In assigning written work, I often see a tendency for research papers to become a diversion away from course content rather than a deeper engagement with it. For this reason, in addition to 10-12 pp. term papers, I ask my students to also write in-depth analysis papers throughout the semester. Here, I ask students to choose a set of texts already covered in the course, thematize them in the manner of their choosing, and delve more deeply into these issues by layering their own interpretations and analyses on top of what’s already been presented, discussed and debated in class. These assignments often reveal a sophisticated and personalized level of engagement with material not often found in standard research-based term papers.
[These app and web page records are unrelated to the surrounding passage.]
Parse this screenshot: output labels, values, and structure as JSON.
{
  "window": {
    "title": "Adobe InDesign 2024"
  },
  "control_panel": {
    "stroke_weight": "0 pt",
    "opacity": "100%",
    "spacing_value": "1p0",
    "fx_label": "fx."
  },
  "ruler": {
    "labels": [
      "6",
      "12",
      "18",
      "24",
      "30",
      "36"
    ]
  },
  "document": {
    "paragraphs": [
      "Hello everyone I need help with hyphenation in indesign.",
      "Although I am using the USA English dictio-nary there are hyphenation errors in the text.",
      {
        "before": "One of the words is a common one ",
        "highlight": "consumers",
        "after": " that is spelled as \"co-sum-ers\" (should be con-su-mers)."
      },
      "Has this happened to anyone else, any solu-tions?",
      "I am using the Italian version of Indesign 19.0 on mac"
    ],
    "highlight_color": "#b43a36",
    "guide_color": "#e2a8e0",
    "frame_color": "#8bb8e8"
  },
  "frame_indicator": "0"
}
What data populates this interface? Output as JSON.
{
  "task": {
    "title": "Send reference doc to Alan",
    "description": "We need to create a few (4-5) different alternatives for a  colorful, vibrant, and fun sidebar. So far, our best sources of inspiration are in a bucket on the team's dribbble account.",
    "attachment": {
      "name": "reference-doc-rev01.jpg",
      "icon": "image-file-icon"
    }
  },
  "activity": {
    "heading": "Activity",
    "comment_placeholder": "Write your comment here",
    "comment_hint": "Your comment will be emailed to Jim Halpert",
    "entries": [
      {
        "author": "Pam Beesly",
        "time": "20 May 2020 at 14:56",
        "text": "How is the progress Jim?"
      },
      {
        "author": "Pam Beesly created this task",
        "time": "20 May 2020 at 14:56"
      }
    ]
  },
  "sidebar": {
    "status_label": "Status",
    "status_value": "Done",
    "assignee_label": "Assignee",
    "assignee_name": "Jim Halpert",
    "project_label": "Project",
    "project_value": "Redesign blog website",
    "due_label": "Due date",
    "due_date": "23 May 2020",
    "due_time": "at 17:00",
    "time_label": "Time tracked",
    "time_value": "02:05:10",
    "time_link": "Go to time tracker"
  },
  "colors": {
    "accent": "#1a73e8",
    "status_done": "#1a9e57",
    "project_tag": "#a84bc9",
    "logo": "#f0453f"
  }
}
The analysis and term papers are graded using a detailed rubric students receive along with the writing prompt based on standard letter grades and are assessed based on a) how well I think the student has grasped key issues presented in the course; b) how much effort they have personally put into the assignment compared to their other written work thus far; c) and how well the writing mechanics of the paper were executed.
Using language, music and ethnographic method as entry points to deeply engage with cultural texts and further our own writing processes, I create an active and richly interdisciplinary classroom environment where my students can push their limits and grow as writers, thinkers, able communicators and humanists.
Introduction to Linguistic Anthropology
Introduction to Cultural Anthropology
Songwriting I and II
Music in Culture
Anthropology of Native North America
Cultural Politics of Native America
Anthropology of Music and Sound
Navajo (Diné) Expressive Culture
Country Music and Cultural Politics
Global Indigenous Media
Classic and Romantic Music: An Ethnographic Approach
Proseminar in Ethnomusicology: Field Methods
Honky Tonk Ensemble (beginning fall 2015; with Byron Ripley of The Tumbleweeds)
Analysis Paper Rubric and Guidelines
Ethnographic Writing Assignment: Rubric and Guidelines
Graduate Research Paper Guidelines
Evidence of Teaching Excellence
Teaching Evaluations, "Anthropology of Music and Sound," Spring 2014 (all
Teaching Evaluations, "Songwriting 1," Fall 2014 (all evaluations included)
Teaching Evaluations, "Navajo Expressive Culture," Fall 2014
Syllabi (you are welcome to adopt but please credit directly)
Navajo Expressive Culture
Country Music and Cultural Politics